I was a whiz at learning French. In high school and college, I soaked up the language like a new sponge in a sink of soapy water. I read Sartre, wrote literary essays, and carried on conversations with ease. Sure, I had an American accent that never went away, but the French, Swiss, and Canadians accepted me as one of their own. (Well, maybe not the Parisians.) I was a regular bon vivant. I spent a summer in Sion, Switzerland, with the Experiment in International Living. No one spoke English. (My boyfriend found another main squeeze while I was gone, but that's another story. Truth be told, I had a crush on my host's son.)



So, when in my late 60s I decided to learn Spanish, I expected that I'd grasp the language as easily as I'd mastered French. I mean, why not? My memory was still intact (Ah, I remember those days fondly--at least, I remember that), I was a dutiful student who didn't mind a load of homework--ever the overachiever--, and, unlike too many Americans spending time or living in a Spanish-speaking country, I wanted to absorb the culture and communicate with the locals.


I signed up for Spanish classes for adults at a well-respected language school here in San Miguel de Allende, Mexico. Adults, I was informed, learn differently from younger folks. Just as well. I didn't want to crawl into morning sessions surrounded by perky twenty-somethings who may have been partying all night but still managed to get their shit together. Me? Not so much.


Language classes for adults, we were informed, were all about repetition. Say it once, say it twice, repeat it a third time. Reminded me of product sales and how to garner customers or marketing a book and hoping that, after doing a ton of PR, 2 percent of the recipients would buy the damn thing. We had flashcards that sometimes made me feel like a first or seconder grader in a math class, workbooks, and partners. My first partner didn't know a direct object from a preposition, so she didn't have a shot. My second partner had taken the Beginners' class twice and still couldn't speak a lick of Spanish. By the time I was assigned Partner #3, I'd decided to sit in a corner and talk to myself.


As my Spanish has gotten better, my ability to speak French has all but vanished. Last night, I couldn't remember the word for house. It is sad but true that by the time we're in our seventies, our brains have shrunk to the size they were when we were between 2 and 3 years old. Unfortunately, most of the loss is in gray matter, the critically important part of the brain composed of neurons, the cells that transmit the signals that keep us breathing and thinking.


Breathing? Rather essential, wouldn't you say? Thinking? It's game over.


I don't want to be a Debbie Downer round about now. I'm happy to report that, while I can no longer speak French worth a damn, my Spanish is coming along quite nicely. Sure, I forget the same words over and over again. I have workbooks from six years ago to prove it. But last night, for example, I had a long talk in Spanish about a friend's new romance, my son's professional situation, and ideas for future blog posts. Not bad for a seventy-four-year-old!
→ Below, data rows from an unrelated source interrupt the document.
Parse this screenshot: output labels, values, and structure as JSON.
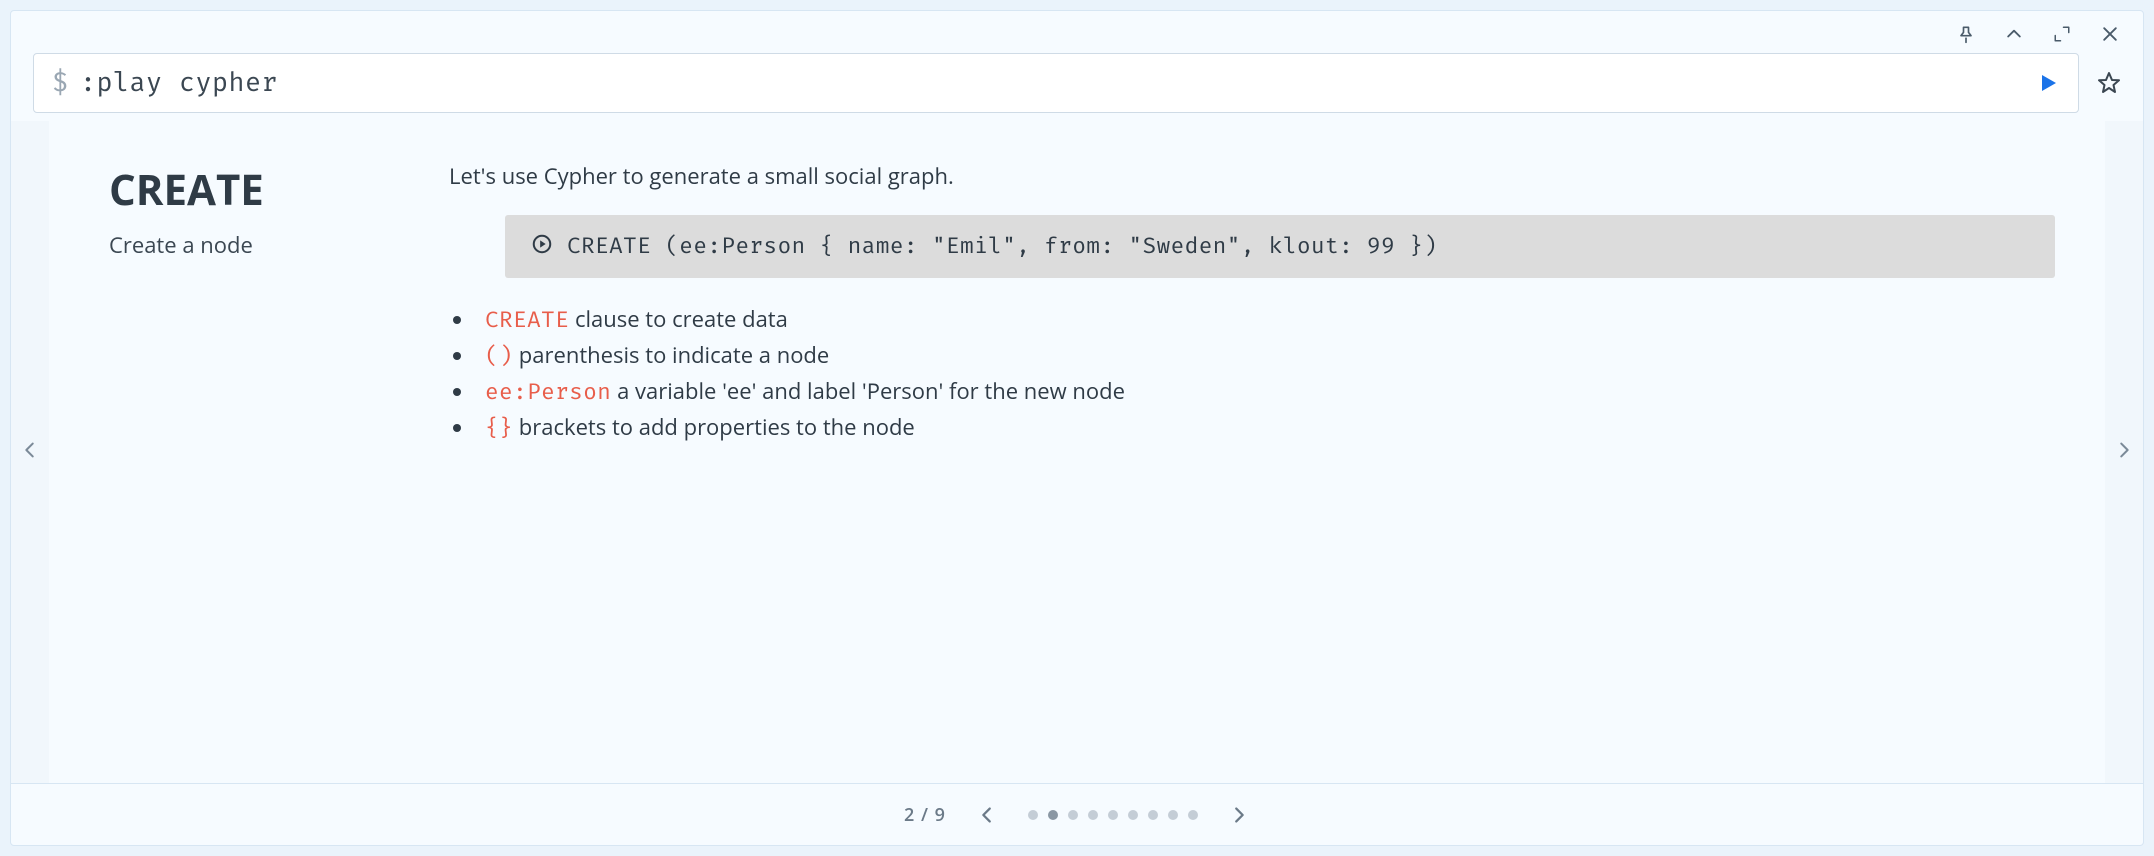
{
  "command": {
    "prompt": "$",
    "text": ":play cypher"
  },
  "slide": {
    "title": "CREATE",
    "subtitle": "Create a node",
    "intro": "Let's use Cypher to generate a small social graph.",
    "code": "CREATE (ee:Person { name: \"Emil\", from: \"Sweden\", klout: 99 })",
    "bullets": [
      {
        "code": "CREATE",
        "text": " clause to create data"
      },
      {
        "code": "()",
        "text": " parenthesis to indicate a node"
      },
      {
        "code": "ee:Person",
        "text": " a variable 'ee' and label 'Person' for the new node"
      },
      {
        "code": "{}",
        "text": " brackets to add properties to the node"
      }
    ]
  },
  "pagination": {
    "current": 2,
    "total": 9,
    "label": "2 / 9"
  }
}
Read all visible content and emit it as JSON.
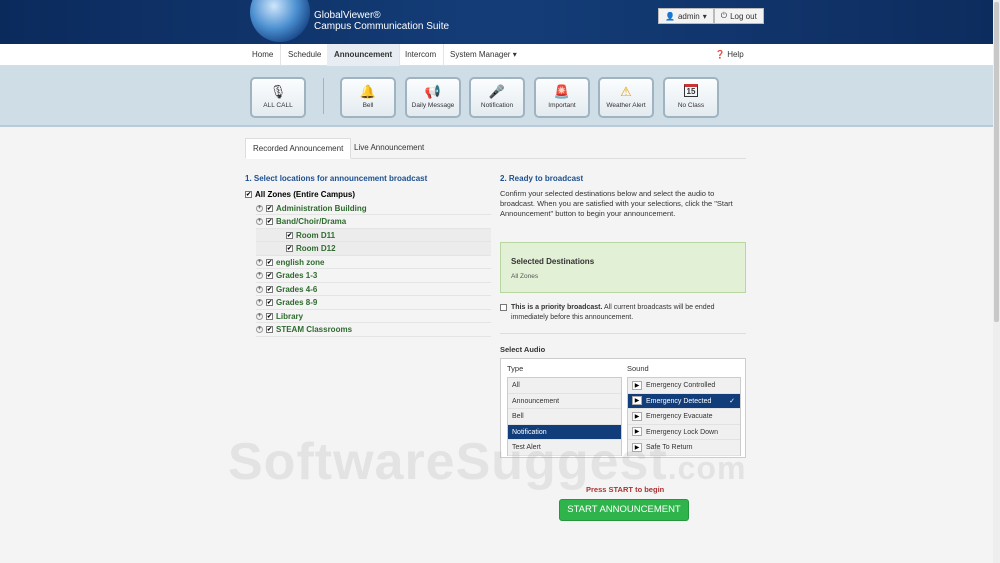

I keep promising myself that I'll drag out my Pimsleur tapes, find an online program, and relearn French. "Oh, it's all in there," people say. "And French and Spanish are so much alike." Bull. Does casa sound like maison to you? Chat like gato? My memory may not be so sharp, but my hearing is just fine, thank you.


Our future plans may include a trip to France. Let's hope that by then I'll have relearned "Where is the bathroom?" If not, half of my suitcase will be filled with a pile of pee-proof underpants--the ones that promise complete protection for those of us who have to "Gotta' go."